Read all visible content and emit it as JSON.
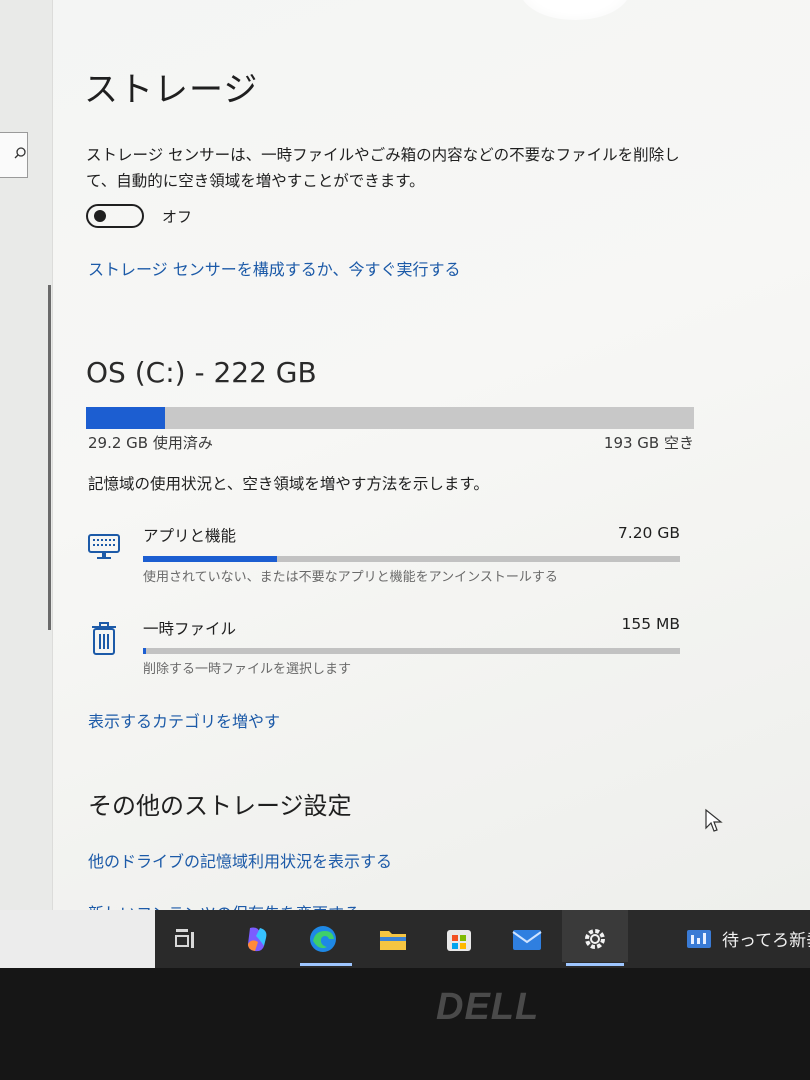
{
  "settings": {
    "title": "ストレージ",
    "storage_sense_description": "ストレージ センサーは、一時ファイルやごみ箱の内容などの不要なファイルを削除して、自動的に空き領域を増やすことができます。",
    "toggle": {
      "state": "off",
      "label": "オフ"
    },
    "configure_link": "ストレージ センサーを構成するか、今すぐ実行する"
  },
  "drive": {
    "title": "OS (C:) - 222 GB",
    "used_label": "29.2 GB 使用済み",
    "free_label": "193 GB 空き",
    "used_fraction": 0.13,
    "usage_description": "記憶域の使用状況と、空き領域を増やす方法を示します。",
    "categories": [
      {
        "name": "アプリと機能",
        "size": "7.20 GB",
        "subtext": "使用されていない、または不要なアプリと機能をアンインストールする",
        "fill_fraction": 0.25,
        "icon": "keyboard-icon"
      },
      {
        "name": "一時ファイル",
        "size": "155 MB",
        "subtext": "削除する一時ファイルを選択します",
        "fill_fraction": 0.005,
        "icon": "trash-icon"
      }
    ],
    "show_more_link": "表示するカテゴリを増やす"
  },
  "other_settings": {
    "title": "その他のストレージ設定",
    "link_other_drives": "他のドライブの記憶域利用状況を表示する",
    "link_save_location": "新しいコンテンツの保存先を変更する"
  },
  "taskbar": {
    "icons": [
      "task-view-icon",
      "copilot-icon",
      "edge-icon",
      "file-explorer-icon",
      "store-icon",
      "mail-icon",
      "settings-icon",
      "news-icon"
    ],
    "news_text": "待ってろ新垂"
  },
  "bezel": {
    "brand": "DELL"
  },
  "colors": {
    "accent": "#1c5ed1",
    "link": "#1c5aa8",
    "bar_bg": "#c8c8c8"
  }
}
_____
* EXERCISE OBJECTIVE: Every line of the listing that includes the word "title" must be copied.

* PROBLEM SOLUTION:
    "title": "ストレージ",
    "title": "OS (C:) - 222 GB",
    "title": "その他のストレージ設定",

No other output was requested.